Monday, July 23, 2012
The Art & History Museums of Maitland presented an exciting new initiative to assist in the professional development of local artists. A new series, titled Artists’ Critique & Conversation, will be held on the 4th Tuesday of every month at 6:00 p.m. The critiques will be held in the Germaine Marvel Building, (210 W. Packwood Avenue, Maitland). The Critique is FREE and the public is encouraged to attend. A bar was available with beer, wine, water and soft drinks.
The critiques will be led by artist, arts writer, and instructor Josh Garrick, along with two additional panelists each month. Parker Sketch offered his insights at the first event. After the panel review, all attendees displayed their work and engaged in discussions and peer reviews. Artists of every medium and skill level are encouraged to participate. Each critique will review up to 9 artists, and all artists MUST sign up in advance. Each artist can only sign up for one of the nine slots every three months.
Garrick, who has spent his career in the arts, discusses the judging and critique of art, “From my years as a teacher at New York City’s School of Visual Arts, it has always been important to me – when ‘judging’ art – to create an environment in which my students and colleagues may expand their abilities, and not to insist on a style, or change an individual’s personal voice,” he says. “Rather, the most important consideration for me, as an aesthetic judge, is to seek out those persons whose work exhibits a unique and personal form of creativity. “Other important considerations include: composition, use of color, technical ability, control of the medium, and use of light and shading. While judgments of aesthetic value may be linked to emotions or cultural conditioning, I’ve found that I have the ability to put those aside and find – when judging – that my initial response to a work is my finest barometer. “Having ‘judged’ well over 1000 student portfolios and Art Festivals throughout the Eastern US, I put aside my personal ‘interpretations,’ and allow the work to ‘sweep over me,’ as I was taught by Silas Rhodes, founder of the School of Visual Arts. Meanings and symbols mean little to me in the judging process. My senses, emotions, and training – or some combination of these – mean much more. “When I participate as a juror, I ‘see’ from an artist’s point-of-view, and from a teacher’s point-of-view, and as a person willing to be public with an honest opinion. Jurors must be willing to voice their opinion … and stand by it, with everyone understanding that it is one man’s opinion – no more and no less. When my considered opinion of a student’s work was negative, I would tell that person, ‘It is one man’s opinion. It is an educated opinion, but it is one opinion.’ If there is a constructive lesson to be learned, that point is worth remembering. “Finally,” Garrick concludes, “it is up to each Artist to maintain his or her own choices and opinions. This is YOUR work, and the most important judgment is how YOU judge your work.”

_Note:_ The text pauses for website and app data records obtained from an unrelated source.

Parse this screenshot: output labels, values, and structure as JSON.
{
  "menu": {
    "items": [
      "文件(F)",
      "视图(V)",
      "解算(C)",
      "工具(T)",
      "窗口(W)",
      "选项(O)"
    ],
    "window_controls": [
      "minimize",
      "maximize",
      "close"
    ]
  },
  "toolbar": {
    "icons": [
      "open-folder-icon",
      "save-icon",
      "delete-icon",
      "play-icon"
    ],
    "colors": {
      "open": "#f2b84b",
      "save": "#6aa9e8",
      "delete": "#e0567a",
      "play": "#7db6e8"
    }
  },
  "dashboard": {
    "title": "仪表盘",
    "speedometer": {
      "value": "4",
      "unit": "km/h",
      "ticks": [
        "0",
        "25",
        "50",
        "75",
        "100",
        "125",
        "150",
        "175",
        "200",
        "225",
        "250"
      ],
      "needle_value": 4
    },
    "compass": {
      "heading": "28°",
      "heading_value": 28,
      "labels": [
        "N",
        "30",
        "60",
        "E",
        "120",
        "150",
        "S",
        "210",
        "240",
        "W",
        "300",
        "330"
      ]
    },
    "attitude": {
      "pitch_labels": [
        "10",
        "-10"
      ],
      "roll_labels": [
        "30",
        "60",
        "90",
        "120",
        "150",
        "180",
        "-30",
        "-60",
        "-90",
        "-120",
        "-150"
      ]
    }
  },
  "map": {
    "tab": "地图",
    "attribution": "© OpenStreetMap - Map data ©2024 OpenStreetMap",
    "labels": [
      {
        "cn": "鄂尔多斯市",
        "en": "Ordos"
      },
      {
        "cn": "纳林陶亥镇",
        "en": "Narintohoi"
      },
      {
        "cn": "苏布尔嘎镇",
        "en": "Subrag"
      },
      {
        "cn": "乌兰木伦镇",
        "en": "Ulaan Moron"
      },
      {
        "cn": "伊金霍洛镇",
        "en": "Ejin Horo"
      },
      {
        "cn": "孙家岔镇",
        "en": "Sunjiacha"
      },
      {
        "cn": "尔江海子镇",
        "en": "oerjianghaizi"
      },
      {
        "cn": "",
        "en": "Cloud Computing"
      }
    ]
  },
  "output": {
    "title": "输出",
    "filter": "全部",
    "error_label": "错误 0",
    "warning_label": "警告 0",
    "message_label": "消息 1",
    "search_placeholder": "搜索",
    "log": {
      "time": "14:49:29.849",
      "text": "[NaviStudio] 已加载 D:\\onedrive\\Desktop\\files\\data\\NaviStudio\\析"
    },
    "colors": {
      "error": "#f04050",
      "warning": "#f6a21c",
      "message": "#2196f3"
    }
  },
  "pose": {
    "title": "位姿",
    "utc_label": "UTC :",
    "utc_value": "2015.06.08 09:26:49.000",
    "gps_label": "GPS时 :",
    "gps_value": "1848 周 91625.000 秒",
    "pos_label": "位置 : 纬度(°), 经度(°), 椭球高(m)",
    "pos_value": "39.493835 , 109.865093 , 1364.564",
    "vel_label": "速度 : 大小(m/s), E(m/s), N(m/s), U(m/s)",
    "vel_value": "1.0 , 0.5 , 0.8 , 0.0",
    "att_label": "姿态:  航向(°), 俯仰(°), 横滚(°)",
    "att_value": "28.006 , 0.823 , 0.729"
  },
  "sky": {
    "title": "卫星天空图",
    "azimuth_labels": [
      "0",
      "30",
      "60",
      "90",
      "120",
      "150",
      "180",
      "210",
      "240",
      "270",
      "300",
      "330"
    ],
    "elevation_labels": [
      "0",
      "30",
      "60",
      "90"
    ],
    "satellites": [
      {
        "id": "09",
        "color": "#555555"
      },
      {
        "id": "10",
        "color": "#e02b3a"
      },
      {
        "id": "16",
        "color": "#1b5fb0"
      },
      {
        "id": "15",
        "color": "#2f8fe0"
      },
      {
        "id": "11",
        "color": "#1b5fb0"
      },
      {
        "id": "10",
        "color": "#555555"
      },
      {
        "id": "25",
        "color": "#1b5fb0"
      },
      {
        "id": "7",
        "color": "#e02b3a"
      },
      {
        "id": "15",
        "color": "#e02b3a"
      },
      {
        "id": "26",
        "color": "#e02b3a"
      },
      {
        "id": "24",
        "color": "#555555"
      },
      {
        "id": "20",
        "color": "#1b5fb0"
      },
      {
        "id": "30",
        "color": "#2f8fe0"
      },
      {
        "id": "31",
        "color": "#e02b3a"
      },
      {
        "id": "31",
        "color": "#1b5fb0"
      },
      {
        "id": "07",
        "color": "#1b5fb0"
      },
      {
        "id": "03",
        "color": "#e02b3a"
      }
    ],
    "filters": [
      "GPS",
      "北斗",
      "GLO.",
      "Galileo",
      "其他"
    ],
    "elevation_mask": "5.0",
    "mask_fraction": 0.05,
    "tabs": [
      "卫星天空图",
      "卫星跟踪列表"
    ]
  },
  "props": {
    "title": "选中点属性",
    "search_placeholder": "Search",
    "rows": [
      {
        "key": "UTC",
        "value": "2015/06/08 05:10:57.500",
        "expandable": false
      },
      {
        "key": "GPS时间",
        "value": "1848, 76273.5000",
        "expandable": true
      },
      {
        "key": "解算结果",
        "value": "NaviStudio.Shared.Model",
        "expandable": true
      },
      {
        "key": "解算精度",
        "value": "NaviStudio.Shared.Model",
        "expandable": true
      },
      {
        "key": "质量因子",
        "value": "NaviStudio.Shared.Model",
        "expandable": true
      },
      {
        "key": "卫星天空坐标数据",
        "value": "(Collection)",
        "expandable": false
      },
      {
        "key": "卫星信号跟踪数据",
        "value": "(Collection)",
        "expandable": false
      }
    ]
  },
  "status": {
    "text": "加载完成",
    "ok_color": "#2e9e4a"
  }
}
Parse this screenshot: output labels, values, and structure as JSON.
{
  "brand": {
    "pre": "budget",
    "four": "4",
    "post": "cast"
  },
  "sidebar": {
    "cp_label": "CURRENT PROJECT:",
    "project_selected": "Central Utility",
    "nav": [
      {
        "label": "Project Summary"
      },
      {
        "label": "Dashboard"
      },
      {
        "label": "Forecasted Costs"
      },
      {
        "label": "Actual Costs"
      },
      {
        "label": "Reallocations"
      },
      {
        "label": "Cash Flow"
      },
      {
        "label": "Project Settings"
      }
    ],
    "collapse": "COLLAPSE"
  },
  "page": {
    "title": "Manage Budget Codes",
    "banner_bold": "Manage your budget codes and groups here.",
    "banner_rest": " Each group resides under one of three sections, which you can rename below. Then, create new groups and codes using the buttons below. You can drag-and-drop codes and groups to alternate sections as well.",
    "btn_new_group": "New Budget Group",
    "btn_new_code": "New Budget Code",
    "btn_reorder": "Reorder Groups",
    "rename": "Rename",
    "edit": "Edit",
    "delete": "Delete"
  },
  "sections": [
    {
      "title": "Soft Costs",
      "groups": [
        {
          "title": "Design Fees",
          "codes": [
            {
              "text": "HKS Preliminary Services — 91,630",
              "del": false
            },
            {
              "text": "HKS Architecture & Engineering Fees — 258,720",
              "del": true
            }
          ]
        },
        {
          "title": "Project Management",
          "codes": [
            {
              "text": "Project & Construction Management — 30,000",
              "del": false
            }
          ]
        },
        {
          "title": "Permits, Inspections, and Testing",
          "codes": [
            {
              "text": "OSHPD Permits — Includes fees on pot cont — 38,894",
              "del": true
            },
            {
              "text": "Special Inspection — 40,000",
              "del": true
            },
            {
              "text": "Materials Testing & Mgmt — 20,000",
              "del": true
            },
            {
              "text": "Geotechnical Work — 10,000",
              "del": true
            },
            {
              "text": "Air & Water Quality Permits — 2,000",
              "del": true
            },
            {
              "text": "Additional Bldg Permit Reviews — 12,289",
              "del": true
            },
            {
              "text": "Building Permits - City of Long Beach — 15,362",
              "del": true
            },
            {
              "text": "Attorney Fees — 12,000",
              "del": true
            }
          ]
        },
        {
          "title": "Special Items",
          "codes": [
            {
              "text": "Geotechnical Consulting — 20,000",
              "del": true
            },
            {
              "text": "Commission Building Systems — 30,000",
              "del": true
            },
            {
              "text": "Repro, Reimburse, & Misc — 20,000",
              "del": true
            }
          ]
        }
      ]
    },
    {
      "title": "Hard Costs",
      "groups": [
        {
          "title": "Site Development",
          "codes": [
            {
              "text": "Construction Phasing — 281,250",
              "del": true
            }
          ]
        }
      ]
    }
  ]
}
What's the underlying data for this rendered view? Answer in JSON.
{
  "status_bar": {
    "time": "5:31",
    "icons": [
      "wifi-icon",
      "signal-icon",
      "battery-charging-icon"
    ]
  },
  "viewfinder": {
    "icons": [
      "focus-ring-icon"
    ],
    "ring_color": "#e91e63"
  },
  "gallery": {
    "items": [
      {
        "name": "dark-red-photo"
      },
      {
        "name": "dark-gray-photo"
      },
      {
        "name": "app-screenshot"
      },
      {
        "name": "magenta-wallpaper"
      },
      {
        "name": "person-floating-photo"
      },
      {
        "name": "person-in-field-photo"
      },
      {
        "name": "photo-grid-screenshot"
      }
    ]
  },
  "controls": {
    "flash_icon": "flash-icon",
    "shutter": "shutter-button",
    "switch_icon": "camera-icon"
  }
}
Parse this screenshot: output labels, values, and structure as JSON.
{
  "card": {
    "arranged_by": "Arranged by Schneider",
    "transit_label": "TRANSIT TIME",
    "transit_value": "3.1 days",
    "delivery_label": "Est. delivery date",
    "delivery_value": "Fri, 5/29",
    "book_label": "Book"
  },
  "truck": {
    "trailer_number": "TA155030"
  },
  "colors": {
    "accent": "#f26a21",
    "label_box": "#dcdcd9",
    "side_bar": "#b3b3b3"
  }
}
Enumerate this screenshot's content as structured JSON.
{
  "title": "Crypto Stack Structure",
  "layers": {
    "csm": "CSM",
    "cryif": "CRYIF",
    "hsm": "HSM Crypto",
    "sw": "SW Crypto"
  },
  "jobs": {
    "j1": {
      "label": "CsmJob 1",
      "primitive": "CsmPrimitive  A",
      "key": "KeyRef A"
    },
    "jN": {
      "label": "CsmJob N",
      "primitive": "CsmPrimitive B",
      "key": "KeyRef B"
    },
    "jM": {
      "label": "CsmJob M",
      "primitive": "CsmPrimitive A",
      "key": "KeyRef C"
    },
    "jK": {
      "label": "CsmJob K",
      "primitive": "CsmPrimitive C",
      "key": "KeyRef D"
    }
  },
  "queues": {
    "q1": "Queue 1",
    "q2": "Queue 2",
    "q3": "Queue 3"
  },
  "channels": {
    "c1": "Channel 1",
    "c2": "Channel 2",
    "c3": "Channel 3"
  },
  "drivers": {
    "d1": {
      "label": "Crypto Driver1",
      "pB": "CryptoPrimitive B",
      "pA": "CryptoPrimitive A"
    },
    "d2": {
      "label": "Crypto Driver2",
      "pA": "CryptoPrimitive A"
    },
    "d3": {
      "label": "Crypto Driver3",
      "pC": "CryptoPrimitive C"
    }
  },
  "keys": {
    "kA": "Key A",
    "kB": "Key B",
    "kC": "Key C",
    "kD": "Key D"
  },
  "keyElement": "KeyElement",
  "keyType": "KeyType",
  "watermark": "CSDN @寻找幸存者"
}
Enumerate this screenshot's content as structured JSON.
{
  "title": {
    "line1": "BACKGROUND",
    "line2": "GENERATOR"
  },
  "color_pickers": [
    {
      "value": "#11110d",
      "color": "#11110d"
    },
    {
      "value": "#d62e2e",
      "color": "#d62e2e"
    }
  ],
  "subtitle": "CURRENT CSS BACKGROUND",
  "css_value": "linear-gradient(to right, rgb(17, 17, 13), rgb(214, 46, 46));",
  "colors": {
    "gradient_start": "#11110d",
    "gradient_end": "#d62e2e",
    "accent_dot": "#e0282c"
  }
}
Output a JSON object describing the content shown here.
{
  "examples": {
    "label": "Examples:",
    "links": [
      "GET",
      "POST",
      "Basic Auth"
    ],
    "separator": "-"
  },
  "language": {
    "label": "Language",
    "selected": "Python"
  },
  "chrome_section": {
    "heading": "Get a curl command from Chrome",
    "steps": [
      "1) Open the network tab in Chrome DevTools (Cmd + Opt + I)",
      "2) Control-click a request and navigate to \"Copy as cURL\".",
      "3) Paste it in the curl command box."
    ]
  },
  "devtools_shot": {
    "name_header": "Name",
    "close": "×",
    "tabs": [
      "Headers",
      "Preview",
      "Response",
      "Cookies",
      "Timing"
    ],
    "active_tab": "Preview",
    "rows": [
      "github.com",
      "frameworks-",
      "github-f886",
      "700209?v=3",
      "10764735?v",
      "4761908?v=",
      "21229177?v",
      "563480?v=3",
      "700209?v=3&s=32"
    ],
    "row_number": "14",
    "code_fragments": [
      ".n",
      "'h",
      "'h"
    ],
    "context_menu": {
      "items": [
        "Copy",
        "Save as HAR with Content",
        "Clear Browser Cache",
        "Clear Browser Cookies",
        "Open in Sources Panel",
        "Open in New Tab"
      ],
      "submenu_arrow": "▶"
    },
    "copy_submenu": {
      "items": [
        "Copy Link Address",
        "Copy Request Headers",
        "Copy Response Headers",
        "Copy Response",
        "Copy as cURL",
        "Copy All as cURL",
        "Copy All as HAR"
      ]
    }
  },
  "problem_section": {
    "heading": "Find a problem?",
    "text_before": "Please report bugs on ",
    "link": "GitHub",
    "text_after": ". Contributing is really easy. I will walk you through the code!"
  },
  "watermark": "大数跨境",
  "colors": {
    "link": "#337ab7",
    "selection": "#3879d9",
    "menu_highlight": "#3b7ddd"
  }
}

The next Artist's Critique is Tuesday July 24th starting at 6PM in the Maitland Art Center's Germaine Marvel Building, 210 W. Packwood Avenue, Maitland.